If we had the steps to get to that point, then we would have already gotten there. There will always be, what we call, a zone of unknowns between where you are now and where you are going, so it’s best that you get comfortable with that. If the last two years have taught us anything, it’s that the best laid plans will change and importantly, we each have the resilience to work through that. 


Getting others to follow your vision

Once you’ve settled on your vision, you’ll want your team and those around you to be in full support.

As a leader, you need your employees to buy into your vision. You want them to align with your plan for the future, so that you’re both working towards the same goal. 

Here are a few suggestions for how to make that happen:

  • Communicate: The vision is not something that sits in a drawer or is framed in your reception. It should be part of daily conversation – “It’s going to be great when we achieve x, y or z”, or “I’m looking forward to the day when we have a new office / 100 clients / 2 new developers.” As the founder, you need to keep the vision center stage when the going gets tough.

  • Personalise: Make the vision relevant for your team at an individual level. Think about what it will mean to your employees when your practice reaches a revenue of $100,000 per month. Will Rob get a raise then? Perhaps you’ll promote Lucy to senior architect at that point. What career development opportunities will be opened up for people when the vision is realized?

  • Set milestones or goals, then celebrate wins: A new vision can sometimes be hard for people to grasp. They want to know exactly how we are going to reach the vision. Your job as a leader is to develop a belief that great things are possible even if we don’t exactly know how today. You can set interim goals or milestones so that you can gauge your progress towards your vision. Celebrating the achievement of these goals is a good way to maintain positive energy around the ultimate vision.

  • Maintain a positive energy around the vision: It’s easy for a big vision to get translated as “more work for me” or even “so what” for your employees. Your job as a leader is to notice when positive energy levels are slipping and to take steps to re-energise the team around the vision.

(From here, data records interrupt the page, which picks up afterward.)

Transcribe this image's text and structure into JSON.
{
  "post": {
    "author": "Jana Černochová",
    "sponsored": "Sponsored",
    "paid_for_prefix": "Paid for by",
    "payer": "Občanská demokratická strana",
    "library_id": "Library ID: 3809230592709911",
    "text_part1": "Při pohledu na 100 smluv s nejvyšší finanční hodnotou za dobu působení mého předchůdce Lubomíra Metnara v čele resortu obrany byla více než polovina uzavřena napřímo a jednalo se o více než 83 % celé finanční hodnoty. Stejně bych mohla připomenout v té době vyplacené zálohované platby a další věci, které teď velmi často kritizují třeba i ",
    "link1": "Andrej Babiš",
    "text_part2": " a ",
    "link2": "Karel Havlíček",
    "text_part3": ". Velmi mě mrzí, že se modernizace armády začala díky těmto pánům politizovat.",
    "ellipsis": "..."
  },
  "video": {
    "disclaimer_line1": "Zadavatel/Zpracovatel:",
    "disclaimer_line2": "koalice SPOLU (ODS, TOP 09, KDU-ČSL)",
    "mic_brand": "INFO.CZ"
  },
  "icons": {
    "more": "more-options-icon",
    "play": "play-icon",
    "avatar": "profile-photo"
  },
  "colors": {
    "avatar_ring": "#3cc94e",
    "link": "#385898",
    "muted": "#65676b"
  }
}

Using the vision as a guiding light

Once you’ve laid out your vision and your team are onboard, use the vision to help your business move forward. 

One of the most important roles a business owner has is to be the key decision maker.

Your vision for your practice can serve as an anchor for all of your decisions. When faced with a tough choice, don’t think about which choice will help solve your problem today. Rather, think about which choice will take you closer to your vision.

Choosing a vision and sticking to it will also help you focus. Many entrepreneurs believe that they have a greater chance of success if they keep their options open. 

For example, young entrepreneurial architects may choose to take on all kinds of projects as they think it will help them gain more business. In reality, this could not be farther from the truth. Picking a niche and sticking to that niche will be much more beneficial for the owner and the business in the long-run. That’s why it’s important to be specific about your vision and what kinds of projects you want to be doing from an early stage.  

The sooner you start to align your everyday decisions to your vision, the sooner you will get there. 

At the end of the day, it all boils down to belief.

At Archibiz, we often ask our clients the challenging question: “What life are you brave enough to ask for today?”

Do you have the confidence in yourself to think big?

In the words of Henry Ford, “Whether you think you can, or whether you think you can’t, you’re probably right.”


Archibiz is here to help. If you are looking for guidance in developing your own business vision, get in touch with us. We offer courses, workshops and individualized business mentoring to help you develop and grow your practice in a simple and sustainable way.